As I zip around my house packing for a trip to Bali, via Japan; then back to Cali, south to Los Angeles, and onward to Tulum, Mexico followed by Burning man…I thought this might be an appropriate time to discuss being an international Sensual Foodist.
Last week, we ran though a concise list of the best food to pack for travel. The items I mentioned will, of course, only make it halfway through an international flight. Once we arrive, we’re on a mission, called organic veg for real.
Ms. Mckenna is also a Sensual Foodist, and thus, I am happy that she’s has these simple 5 tips to keep in mind while globe trotting.
5 Lessons for International Sensual Foodists | by: Mckenna Toston
Early last year, upon the suggestion of a complete stranger, I took a spontaneous trip to India. For three months, I traveled around the subcontinent with none other than me, myself, and I.
Aside from learning that there are competent bum-wiping methods besides toilet paper (read: ‘hand’), and that stray dogs are awesome but not always friendly, I also learned how to maintain healthy eating habits while in an unfamiliar land. This skill proved to be my most valuable talent while enjoying my three-months abroad. Eating healthy is what kept me grounded—and sane—while exploring India.
As a person who is sensitive to everything I put in my body, I have to be careful about what I consume. What I eat affects my mood and energy levels, so I can’t just throw anything in my mouth and call it a meal. Generally, my diet consists of whole foods, like fruits, vegetables, grains and nuts (okay, I leave room for occasional ice cream and pizza!). And while eating healthy is easy at home, it proved to be a serious challenge in India.
Frankly, if you’ve ever had Indian food in California, you have no idea what I’m talking about. It’s a radically different thing. Yeah, I like naan, too. It’s doughy and delicious, and goes great with a side of mild Indian curry. But naan was a rare breed of Indian bread, and never once did I come across a curry that didn’t leave me tearing and reaching for water with it’s irresistible spice. Everything I thought I knew about Indian food went out the window! Here’s what I learned:
Lesson one: Maintaining a vegetarian diet is super easy in India. For about six years, I’ve been a strict vegetarian, and was beyond thankful when I realized that the predominate religions of India; Hindu and Muslim, advocate vegetarianism. Every menu had a vegetarian section that usually had more options than the meat sections. Victory!
Lesson two: Not all vegetables were created equal. Most of the dishes I ordered had an abundance of veggies, but sometimes they were excessively salty or overcooked. I’ve encountered this in restaurants at home, too. It’s a common way to cook veggies, but is, in my opinion, stripping the food of it’s natural taste and nutrition. An easy way to avoid restaurants who employ this soggy and salty method is to take a look at the plates already served to tables. If veggies don’t look vibrant with color and shape, than skip that joint and go somewhere else.

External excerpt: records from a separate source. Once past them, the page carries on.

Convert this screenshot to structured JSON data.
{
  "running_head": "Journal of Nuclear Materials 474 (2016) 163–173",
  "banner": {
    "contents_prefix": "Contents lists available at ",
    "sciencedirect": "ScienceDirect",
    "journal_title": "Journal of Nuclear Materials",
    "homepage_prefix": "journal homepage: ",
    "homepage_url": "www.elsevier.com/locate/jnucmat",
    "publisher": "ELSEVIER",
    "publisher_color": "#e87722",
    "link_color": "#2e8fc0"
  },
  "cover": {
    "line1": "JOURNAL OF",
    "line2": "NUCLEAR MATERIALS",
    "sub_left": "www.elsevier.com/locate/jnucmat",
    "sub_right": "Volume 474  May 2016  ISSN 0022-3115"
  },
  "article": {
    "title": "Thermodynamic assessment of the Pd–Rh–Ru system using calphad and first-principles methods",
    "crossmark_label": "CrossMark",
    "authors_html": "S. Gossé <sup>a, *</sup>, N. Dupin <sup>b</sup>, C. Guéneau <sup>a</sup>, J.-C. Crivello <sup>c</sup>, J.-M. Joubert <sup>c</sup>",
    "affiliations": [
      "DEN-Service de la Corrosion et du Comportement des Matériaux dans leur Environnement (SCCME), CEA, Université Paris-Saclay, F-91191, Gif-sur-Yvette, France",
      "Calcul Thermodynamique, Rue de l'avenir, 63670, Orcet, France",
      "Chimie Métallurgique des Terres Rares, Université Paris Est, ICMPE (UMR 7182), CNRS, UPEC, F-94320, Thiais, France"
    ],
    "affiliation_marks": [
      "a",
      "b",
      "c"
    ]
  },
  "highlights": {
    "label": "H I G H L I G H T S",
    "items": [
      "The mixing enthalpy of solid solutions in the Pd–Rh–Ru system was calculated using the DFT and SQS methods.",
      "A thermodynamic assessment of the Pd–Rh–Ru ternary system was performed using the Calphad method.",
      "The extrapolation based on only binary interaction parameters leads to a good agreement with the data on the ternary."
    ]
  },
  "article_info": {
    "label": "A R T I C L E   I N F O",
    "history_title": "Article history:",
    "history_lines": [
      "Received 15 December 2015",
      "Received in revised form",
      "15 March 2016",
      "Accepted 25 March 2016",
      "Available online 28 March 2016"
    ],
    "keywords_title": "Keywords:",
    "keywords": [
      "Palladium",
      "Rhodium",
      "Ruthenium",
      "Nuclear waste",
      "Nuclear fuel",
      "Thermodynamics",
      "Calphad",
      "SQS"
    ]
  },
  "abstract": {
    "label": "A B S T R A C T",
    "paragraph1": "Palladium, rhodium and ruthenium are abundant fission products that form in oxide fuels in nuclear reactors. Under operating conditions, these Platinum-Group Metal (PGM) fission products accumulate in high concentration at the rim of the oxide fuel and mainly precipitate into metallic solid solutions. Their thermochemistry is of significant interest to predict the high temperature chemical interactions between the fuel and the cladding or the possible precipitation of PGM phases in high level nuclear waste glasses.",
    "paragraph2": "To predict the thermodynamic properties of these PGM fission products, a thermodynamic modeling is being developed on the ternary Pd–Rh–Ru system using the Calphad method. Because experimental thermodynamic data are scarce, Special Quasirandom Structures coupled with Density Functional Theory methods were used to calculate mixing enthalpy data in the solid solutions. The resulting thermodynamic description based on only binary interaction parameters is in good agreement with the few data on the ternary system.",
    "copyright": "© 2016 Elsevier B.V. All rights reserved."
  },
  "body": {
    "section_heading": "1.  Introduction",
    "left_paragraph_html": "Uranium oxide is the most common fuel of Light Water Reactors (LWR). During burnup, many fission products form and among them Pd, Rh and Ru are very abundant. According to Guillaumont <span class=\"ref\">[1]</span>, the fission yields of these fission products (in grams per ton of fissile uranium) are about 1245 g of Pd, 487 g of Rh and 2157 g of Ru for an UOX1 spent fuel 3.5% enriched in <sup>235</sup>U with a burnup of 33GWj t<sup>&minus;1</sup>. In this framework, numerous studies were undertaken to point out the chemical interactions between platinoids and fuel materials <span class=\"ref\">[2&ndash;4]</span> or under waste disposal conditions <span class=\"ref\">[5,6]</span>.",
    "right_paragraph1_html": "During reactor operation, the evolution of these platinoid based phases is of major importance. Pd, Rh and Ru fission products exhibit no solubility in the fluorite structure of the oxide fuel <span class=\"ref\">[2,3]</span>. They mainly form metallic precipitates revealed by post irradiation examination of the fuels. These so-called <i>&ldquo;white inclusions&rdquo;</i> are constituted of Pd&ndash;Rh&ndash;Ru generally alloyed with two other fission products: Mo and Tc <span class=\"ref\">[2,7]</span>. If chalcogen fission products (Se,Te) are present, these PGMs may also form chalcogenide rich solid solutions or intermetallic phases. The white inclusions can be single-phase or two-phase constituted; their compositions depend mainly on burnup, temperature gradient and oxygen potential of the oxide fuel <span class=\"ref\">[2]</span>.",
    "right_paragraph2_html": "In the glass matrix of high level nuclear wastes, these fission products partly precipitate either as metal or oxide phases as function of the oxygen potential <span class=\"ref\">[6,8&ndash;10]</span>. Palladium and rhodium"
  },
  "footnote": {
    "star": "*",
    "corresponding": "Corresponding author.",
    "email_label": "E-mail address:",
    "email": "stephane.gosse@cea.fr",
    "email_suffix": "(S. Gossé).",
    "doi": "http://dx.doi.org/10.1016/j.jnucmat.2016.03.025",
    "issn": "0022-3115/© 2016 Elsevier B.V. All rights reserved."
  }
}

Lesson three: Fruit is your friend–your very best friend. I can’t stress enough how much eating fresh fruit saved me while traveling. On a hot day I’d grab a handful of oranges, some pineapple, papaya or grapes and feel refreshed and rejuvenated. In addition to replenishing your system of vitamins and nutrients, fruit also hydrates you, which is easy to forget when you’re constantly on the move. When you see them, load up. You can never have too much fruit in your travel pack.
Lesson four: Street food is delicious, but might leave you with a bellyache–or worse. I learned this quickly. The sanitation methods in India are different from here, which isn’t usually a problem because Indians are used to the bacteria. However, foreigners aren’t, and can get sick from under cooked food or food made in unsanitary conditions. If you want to avoid bellyaches, diarrhea and in some cases vomiting, then you should also avoid food being sold on the street or somewhere that looks like it might need a good scrubbing.
Lesson Five: Enjoy the specialties. If you’re staying on your game everyday, then certainly take the opportunity to indulge (ie. when in Rome). For me, it was hot Chai tea being served on every street corner. Sure, it’s doused in sugar and full of caffeine–but, hey! It’s a part of Indian culture, and I wanted to experience experience every aspect of the culture that I could. Of course, I didn’t grab a Chai every time it crossed my path, I indulged nonetheless and enjoyed every moment of it. International travel is the time to unleash your inner sensual foodist, and ignite the senses, without a doubt.
Of everything I learned, the most valuable lesson came when I returned home: We are incredibly lucky to have access to fresh, organic and local foods. From local co-ops and Whole Foods to the Farmer’s Market, my choices for where to shop are abundant– and I have access to everything I love! This is something I am grateful for.
Just an extra fun practice: Will you be globe trotting as a duo? Traveling with a lover means enjoying food together. Try finding a new spice, fruit or veggie each day abroad and share it with one another. Engage all of the senses, and let yourself fully embrace the plethora of new exotic flavors available to you.
What are you grateful for in the world of food? Let us know in the comments section below. Have you had a pleasurable sensual food experience abroad? Share your story! If this article was helpful to you, be sure to share it with friends who may be going on an international adventure.